Above photo: Pfc. James Groth and his widow, Jordan on their wedding day. Groth was killed Feb. 20, 2014 in an artillery accident on Fort Bragg.
As I was working on my profile of Sgt. Muzzy, I realized we never submitted a FOIA request for the investigative report. The accident occurred before I was promoted the military beat, so I immediately submitted the request and received it shortly after.
It is worth noting that FOIAs take *forever*.
The turnaround time is typically about a year, but since a year had already passed since the accident, this FOIA was returned faster than normal.
The report outlined several mistakes made that contributed to the death and severe injuries of soldiers participating in the artillery training.
I worked on a story that clearly translated military speak for our readers so they could understand what went so wrong.
The other story I wrote came from the actions of the medics.
As I read through the report, the thing that struck me was that, had these two medics not reacted so swiftly, the injuries could have been more severe. Even more impressive, these medics were fresh out of school. This accident was the first real-life test of their skills.

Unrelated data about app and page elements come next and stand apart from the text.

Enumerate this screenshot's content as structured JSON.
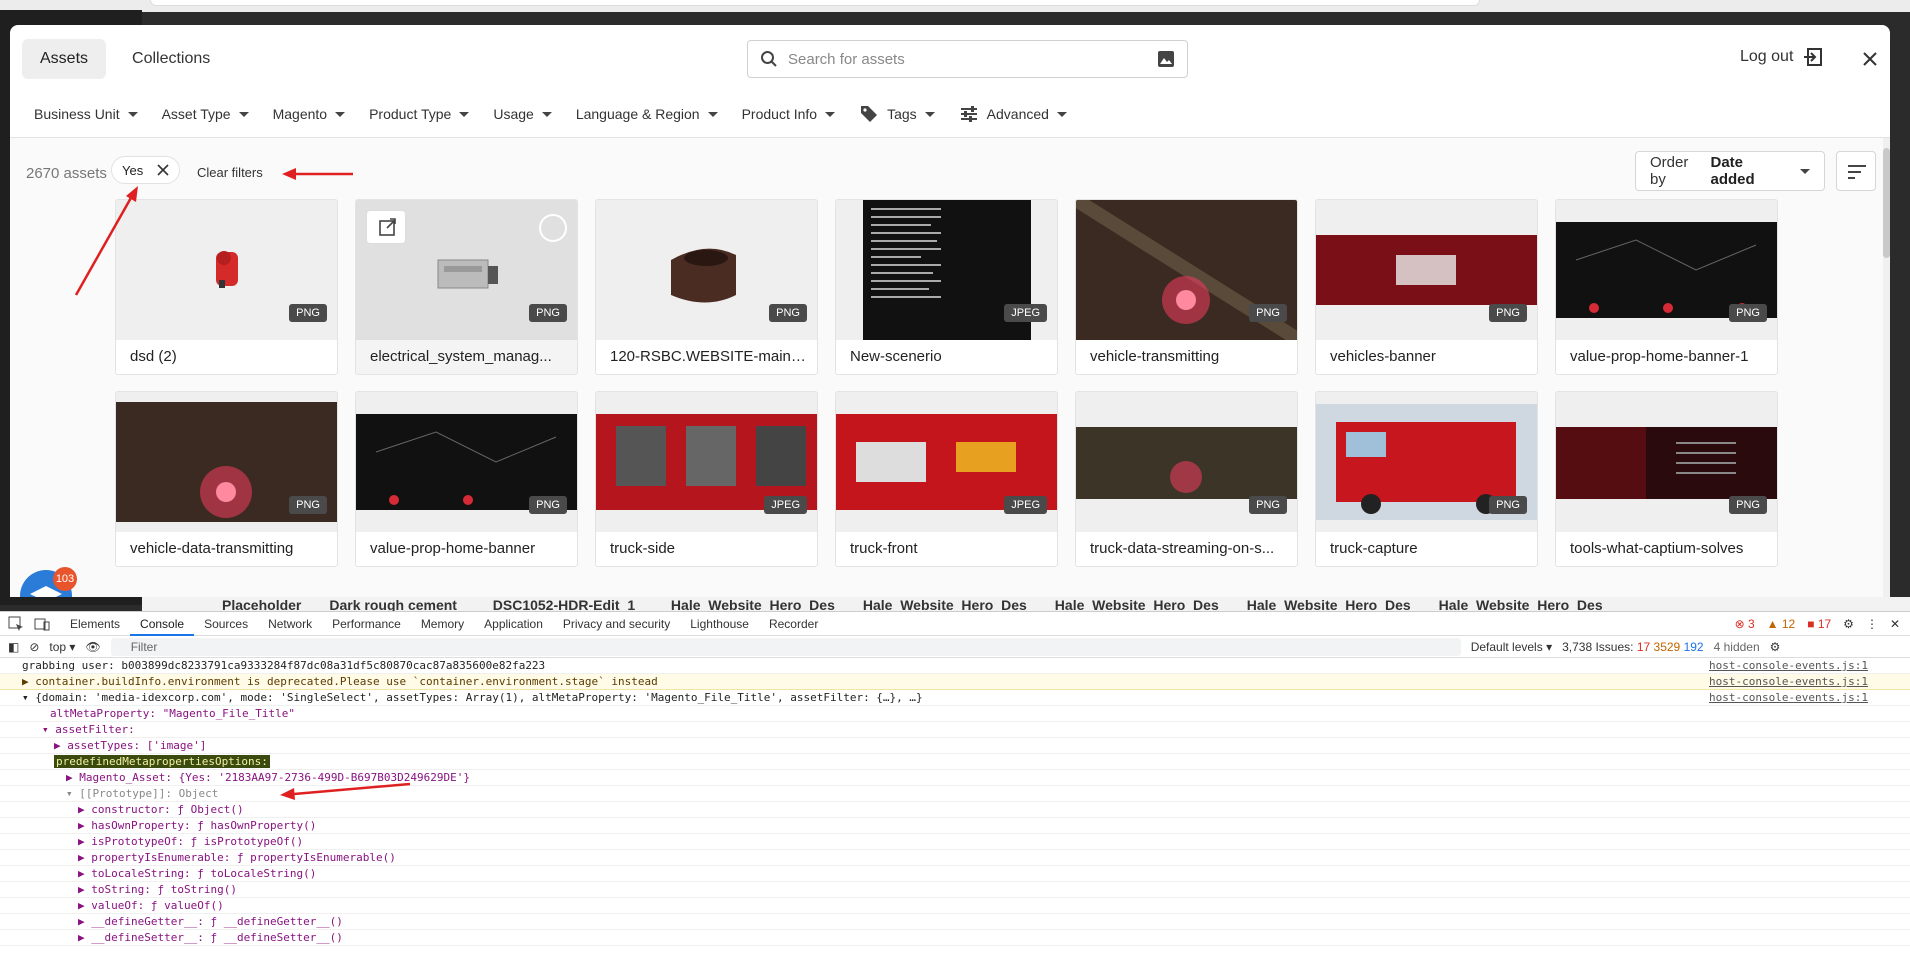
{
  "modal": {
    "tabs": [
      "Assets",
      "Collections"
    ],
    "search_placeholder": "Search for assets",
    "logout": "Log out",
    "filters": [
      "Business Unit",
      "Asset Type",
      "Magento",
      "Product Type",
      "Usage",
      "Language & Region",
      "Product Info",
      "Tags",
      "Advanced"
    ],
    "asset_count": "2670 assets",
    "chip": "Yes",
    "clear_filters": "Clear filters",
    "order_prefix": "Order by",
    "order_value": "Date added"
  },
  "cards": [
    {
      "title": "dsd (2)",
      "type": "PNG"
    },
    {
      "title": "electrical_system_manag...",
      "type": "PNG"
    },
    {
      "title": "120-RSBC.WEBSITE-main-...",
      "type": "PNG"
    },
    {
      "title": "New-scenerio",
      "type": "JPEG"
    },
    {
      "title": "vehicle-transmitting",
      "type": "PNG"
    },
    {
      "title": "vehicles-banner",
      "type": "PNG"
    },
    {
      "title": "value-prop-home-banner-1",
      "type": "PNG"
    },
    {
      "title": "vehicle-data-transmitting",
      "type": "PNG"
    },
    {
      "title": "value-prop-home-banner",
      "type": "PNG"
    },
    {
      "title": "truck-side",
      "type": "JPEG"
    },
    {
      "title": "truck-front",
      "type": "JPEG"
    },
    {
      "title": "truck-data-streaming-on-s...",
      "type": "PNG"
    },
    {
      "title": "truck-capture",
      "type": "PNG"
    },
    {
      "title": "tools-what-captium-solves",
      "type": "PNG"
    }
  ],
  "help_badge": "103",
  "under_strip": [
    "Placeholder",
    "Dark rough cement",
    "_DSC1052-HDR-Edit_1_",
    "Hale_Website_Hero_Des",
    "Hale_Website_Hero_Des",
    "Hale_Website_Hero_Des",
    "Hale_Website_Hero_Des",
    "Hale_Website_Hero_Des"
  ],
  "devtools": {
    "tabs": [
      "Elements",
      "Console",
      "Sources",
      "Network",
      "Performance",
      "Memory",
      "Application",
      "Privacy and security",
      "Lighthouse",
      "Recorder"
    ],
    "errors": "3",
    "warnings": "12",
    "infos": "17",
    "context": "top",
    "filter_placeholder": "Filter",
    "levels": "Default levels",
    "issues": "3,738 Issues:",
    "issue_counts": [
      "17",
      "3529",
      "192"
    ],
    "hidden": "4 hidden",
    "lines": [
      {
        "text": "grabbing user:  b003899dc8233791ca9333284f87dc08a31df5c80870cac87a835600e82fa223",
        "src": "host-console-events.js:1"
      },
      {
        "text": "▶ container.buildInfo.environment is deprecated.Please use `container.environment.stage` instead",
        "src": "host-console-events.js:1"
      },
      {
        "text": "▾ {domain: 'media-idexcorp.com', mode: 'SingleSelect', assetTypes: Array(1), altMetaProperty: 'Magento_File_Title', assetFilter: {…}, …}",
        "src": "host-console-events.js:1"
      },
      {
        "text": "altMetaProperty: \"Magento_File_Title\""
      },
      {
        "text": "▾ assetFilter:"
      },
      {
        "text": "▶ assetTypes: ['image']"
      },
      {
        "text": "predefinedMetapropertiesOptions:"
      },
      {
        "text": "▶ Magento_Asset: {Yes: '2183AA97-2736-499D-B697B03D249629DE'}"
      },
      {
        "text": "▾ [[Prototype]]: Object"
      },
      {
        "text": "▶ constructor: ƒ Object()"
      },
      {
        "text": "▶ hasOwnProperty: ƒ hasOwnProperty()"
      },
      {
        "text": "▶ isPrototypeOf: ƒ isPrototypeOf()"
      },
      {
        "text": "▶ propertyIsEnumerable: ƒ propertyIsEnumerable()"
      },
      {
        "text": "▶ toLocaleString: ƒ toLocaleString()"
      },
      {
        "text": "▶ toString: ƒ toString()"
      },
      {
        "text": "▶ valueOf: ƒ valueOf()"
      },
      {
        "text": "▶ __defineGetter__: ƒ __defineGetter__()"
      },
      {
        "text": "▶ __defineSetter__: ƒ __defineSetter__()"
      }
    ]
  }
}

At first, the army was reluctant to let me interview the medics. I thought I would have to rely on the written statements they gave to investigators, which were part of the FOIA. Eventually, however, the Army made the medics available, and I did my best to capture their memories on the night of this tragic accident.
Read the stories here:
Fort Bragg officers, crew disciplined in fatal howitzer accident, report shows:
Young medics, fresh out of school, credited with saving Howitzer accident victims:
Spc. Jordan Morales, left, and Spc. Jordan Moreno, medics with headquarters and headquarters Battery, 3rd Battalion, 321st Field Artillery Regiment, 18th Field Artillery Brigade, are credited with saving the lives of Sgt. Cory Muzzy and Spc. Scott Yeates.